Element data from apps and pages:
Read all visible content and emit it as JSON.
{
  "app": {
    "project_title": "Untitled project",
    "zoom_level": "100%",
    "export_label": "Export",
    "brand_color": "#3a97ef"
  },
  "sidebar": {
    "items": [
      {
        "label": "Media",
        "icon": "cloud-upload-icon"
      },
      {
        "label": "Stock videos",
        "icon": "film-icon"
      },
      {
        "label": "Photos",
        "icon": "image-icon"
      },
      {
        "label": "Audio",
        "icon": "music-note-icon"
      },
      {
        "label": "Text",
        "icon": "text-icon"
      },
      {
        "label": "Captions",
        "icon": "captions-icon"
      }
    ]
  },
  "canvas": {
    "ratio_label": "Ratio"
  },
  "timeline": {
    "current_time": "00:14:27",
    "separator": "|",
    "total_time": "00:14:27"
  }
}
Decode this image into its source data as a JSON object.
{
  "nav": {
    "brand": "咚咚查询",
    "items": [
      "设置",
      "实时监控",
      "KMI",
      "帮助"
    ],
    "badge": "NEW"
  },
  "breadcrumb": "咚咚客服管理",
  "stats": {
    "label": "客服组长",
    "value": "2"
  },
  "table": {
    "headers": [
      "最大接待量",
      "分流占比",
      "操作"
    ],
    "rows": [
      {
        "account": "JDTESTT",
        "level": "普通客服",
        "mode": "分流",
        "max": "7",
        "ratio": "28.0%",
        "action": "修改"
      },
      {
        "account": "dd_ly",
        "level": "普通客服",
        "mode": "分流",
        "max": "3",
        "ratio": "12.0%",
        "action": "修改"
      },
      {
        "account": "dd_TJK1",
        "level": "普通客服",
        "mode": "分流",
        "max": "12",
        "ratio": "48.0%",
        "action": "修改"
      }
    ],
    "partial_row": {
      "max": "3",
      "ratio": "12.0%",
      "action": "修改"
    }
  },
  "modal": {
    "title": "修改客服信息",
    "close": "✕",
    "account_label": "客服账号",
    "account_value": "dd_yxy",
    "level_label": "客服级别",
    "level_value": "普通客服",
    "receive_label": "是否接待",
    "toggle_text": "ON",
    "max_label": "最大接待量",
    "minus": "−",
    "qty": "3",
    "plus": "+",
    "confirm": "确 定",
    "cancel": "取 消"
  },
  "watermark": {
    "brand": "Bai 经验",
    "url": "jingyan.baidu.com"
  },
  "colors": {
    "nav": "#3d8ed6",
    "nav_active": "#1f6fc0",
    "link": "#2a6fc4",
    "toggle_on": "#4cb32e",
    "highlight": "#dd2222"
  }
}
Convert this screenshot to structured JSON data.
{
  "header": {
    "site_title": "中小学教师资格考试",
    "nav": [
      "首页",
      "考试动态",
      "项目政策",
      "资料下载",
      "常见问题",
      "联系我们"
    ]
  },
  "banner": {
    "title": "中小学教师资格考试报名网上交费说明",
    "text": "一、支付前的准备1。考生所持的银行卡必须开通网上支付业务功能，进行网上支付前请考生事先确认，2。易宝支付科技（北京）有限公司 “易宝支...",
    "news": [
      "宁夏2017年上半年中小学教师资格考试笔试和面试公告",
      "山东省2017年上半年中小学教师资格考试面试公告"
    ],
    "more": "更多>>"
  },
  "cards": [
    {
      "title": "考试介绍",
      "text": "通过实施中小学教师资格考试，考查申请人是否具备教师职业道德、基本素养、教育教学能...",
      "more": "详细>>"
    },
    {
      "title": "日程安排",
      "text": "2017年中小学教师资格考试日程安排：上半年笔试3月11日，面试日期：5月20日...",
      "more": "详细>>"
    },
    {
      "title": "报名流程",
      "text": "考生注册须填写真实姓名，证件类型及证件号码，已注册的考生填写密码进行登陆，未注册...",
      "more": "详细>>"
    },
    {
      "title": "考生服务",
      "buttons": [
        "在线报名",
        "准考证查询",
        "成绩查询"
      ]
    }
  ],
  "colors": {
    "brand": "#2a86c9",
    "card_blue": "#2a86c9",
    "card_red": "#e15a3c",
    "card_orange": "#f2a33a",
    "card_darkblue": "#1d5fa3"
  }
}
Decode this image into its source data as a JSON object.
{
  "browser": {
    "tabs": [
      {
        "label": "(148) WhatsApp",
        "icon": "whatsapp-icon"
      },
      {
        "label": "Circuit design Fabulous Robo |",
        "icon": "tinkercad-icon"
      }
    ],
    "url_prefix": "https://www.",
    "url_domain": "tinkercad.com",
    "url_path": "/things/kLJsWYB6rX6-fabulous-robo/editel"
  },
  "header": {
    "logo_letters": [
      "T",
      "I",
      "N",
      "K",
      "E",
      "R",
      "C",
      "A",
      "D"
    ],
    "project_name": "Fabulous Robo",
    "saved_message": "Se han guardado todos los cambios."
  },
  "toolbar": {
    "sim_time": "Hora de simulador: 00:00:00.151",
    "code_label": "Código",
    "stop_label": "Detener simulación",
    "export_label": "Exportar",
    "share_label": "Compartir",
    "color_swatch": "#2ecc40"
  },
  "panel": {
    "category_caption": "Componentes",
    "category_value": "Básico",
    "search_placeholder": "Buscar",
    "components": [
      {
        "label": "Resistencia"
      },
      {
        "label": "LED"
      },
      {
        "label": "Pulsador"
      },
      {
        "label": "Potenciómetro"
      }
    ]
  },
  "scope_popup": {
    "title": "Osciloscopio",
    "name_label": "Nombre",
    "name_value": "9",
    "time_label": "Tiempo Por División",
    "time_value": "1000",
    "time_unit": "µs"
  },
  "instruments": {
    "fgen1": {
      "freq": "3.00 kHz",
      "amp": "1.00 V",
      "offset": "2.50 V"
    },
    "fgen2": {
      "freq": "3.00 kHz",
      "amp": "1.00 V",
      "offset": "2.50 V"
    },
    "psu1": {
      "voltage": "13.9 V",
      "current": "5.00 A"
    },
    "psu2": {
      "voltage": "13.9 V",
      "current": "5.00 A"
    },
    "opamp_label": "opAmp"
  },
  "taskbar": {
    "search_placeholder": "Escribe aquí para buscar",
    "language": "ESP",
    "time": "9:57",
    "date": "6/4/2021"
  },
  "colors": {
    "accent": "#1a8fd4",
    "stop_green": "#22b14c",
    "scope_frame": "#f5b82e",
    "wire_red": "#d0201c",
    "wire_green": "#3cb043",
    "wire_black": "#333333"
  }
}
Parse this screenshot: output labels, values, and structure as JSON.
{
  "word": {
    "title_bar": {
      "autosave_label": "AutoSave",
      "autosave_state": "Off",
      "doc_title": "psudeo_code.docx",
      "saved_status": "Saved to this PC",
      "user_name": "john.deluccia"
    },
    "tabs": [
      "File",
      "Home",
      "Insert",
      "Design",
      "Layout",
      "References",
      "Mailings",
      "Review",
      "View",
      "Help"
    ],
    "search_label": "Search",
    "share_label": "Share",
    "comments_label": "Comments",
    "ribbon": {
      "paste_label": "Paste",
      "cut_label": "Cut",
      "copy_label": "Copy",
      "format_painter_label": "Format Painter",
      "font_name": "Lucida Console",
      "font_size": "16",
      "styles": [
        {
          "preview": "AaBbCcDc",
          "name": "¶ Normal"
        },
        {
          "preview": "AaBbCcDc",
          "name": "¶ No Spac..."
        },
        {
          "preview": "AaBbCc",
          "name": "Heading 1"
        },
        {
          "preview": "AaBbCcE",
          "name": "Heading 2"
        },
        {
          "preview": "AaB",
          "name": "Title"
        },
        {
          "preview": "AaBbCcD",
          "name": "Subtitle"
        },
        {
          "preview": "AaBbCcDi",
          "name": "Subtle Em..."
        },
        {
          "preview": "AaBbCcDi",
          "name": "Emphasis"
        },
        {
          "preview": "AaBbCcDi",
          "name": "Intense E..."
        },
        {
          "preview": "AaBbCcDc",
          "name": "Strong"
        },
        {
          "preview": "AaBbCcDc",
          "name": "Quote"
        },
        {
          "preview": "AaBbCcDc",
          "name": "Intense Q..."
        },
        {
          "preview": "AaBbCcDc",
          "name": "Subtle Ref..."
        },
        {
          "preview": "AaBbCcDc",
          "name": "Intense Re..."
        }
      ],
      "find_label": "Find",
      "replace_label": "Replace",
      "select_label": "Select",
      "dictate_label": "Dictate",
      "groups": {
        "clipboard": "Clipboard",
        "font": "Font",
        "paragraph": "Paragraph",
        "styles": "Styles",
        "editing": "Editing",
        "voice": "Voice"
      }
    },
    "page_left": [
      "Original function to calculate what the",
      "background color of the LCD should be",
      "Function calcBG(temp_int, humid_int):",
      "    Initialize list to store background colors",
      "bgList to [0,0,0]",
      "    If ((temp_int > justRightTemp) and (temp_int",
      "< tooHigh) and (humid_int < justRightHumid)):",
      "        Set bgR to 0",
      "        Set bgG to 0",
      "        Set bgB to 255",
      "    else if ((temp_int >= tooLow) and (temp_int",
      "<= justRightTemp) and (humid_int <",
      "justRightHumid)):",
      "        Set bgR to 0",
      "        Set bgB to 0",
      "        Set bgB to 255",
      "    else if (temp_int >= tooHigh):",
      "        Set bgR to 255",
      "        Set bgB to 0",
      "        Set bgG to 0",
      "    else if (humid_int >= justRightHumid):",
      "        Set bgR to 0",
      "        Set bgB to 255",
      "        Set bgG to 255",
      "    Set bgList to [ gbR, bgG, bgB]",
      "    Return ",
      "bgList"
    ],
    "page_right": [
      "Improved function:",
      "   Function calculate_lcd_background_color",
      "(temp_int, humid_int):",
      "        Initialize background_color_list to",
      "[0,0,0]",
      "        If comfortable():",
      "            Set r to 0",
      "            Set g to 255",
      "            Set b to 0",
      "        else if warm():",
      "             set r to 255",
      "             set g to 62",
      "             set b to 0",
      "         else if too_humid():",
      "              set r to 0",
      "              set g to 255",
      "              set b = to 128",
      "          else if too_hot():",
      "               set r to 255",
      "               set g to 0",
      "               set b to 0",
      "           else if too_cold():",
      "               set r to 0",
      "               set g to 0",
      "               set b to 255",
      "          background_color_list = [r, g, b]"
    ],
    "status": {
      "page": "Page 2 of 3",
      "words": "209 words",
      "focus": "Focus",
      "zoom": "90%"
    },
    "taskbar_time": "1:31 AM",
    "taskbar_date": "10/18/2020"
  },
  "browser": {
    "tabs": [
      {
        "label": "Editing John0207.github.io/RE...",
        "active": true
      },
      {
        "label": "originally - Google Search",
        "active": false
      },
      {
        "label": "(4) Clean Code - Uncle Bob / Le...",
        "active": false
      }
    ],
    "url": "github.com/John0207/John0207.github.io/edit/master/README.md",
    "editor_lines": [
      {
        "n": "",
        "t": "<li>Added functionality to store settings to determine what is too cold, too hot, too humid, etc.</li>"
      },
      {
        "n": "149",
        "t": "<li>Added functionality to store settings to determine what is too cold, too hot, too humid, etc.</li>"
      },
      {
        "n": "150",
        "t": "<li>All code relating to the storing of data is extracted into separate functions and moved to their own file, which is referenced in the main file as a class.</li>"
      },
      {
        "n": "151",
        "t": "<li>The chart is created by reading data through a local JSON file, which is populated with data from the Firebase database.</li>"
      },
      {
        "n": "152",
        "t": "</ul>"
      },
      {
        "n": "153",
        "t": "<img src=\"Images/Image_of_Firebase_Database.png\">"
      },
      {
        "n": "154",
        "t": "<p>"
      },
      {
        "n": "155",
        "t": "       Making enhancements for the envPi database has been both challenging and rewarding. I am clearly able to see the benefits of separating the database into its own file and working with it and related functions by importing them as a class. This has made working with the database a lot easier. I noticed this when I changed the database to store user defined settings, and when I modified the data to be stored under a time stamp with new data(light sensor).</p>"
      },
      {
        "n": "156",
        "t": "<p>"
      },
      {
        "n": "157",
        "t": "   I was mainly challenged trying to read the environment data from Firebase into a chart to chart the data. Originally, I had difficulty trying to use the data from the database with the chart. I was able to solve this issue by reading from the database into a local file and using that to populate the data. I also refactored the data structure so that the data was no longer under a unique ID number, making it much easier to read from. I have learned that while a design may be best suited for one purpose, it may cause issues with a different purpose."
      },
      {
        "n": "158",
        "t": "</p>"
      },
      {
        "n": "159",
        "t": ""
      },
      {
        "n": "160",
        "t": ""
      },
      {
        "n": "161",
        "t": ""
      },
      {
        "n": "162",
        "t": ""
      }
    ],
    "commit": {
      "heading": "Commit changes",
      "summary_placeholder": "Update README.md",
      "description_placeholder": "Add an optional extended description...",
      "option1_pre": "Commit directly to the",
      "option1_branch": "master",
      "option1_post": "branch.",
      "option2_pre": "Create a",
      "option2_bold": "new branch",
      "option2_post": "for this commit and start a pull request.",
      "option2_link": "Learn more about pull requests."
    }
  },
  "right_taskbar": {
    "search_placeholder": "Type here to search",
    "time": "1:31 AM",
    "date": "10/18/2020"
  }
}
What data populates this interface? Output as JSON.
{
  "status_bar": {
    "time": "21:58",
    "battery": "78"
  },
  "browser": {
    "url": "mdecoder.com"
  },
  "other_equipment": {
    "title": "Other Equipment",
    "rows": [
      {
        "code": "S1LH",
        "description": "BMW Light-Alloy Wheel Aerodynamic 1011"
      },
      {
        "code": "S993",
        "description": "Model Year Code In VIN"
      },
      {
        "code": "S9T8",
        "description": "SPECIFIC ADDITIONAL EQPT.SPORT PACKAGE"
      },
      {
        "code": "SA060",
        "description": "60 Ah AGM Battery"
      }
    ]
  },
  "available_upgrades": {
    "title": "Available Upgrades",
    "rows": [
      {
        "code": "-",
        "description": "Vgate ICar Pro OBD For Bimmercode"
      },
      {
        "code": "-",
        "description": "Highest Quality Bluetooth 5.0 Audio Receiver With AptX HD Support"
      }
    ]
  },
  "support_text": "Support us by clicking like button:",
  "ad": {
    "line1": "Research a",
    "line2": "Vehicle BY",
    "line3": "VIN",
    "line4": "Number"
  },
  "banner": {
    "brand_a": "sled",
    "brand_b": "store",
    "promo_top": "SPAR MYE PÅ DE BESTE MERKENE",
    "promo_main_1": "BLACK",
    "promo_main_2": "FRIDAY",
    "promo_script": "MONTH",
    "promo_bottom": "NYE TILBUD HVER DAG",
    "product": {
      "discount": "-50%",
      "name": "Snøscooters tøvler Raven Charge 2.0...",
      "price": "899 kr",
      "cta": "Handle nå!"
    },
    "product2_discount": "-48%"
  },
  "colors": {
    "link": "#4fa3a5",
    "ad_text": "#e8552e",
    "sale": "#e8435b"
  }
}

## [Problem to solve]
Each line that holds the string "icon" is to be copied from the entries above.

## [Output for this task]
        "icon": "cloud-upload-icon"
        "icon": "film-icon"
        "icon": "image-icon"
        "icon": "music-note-icon"
        "icon": "text-icon"
        "icon": "captions-icon"
        "icon": "whatsapp-icon"
        "icon": "tinkercad-icon"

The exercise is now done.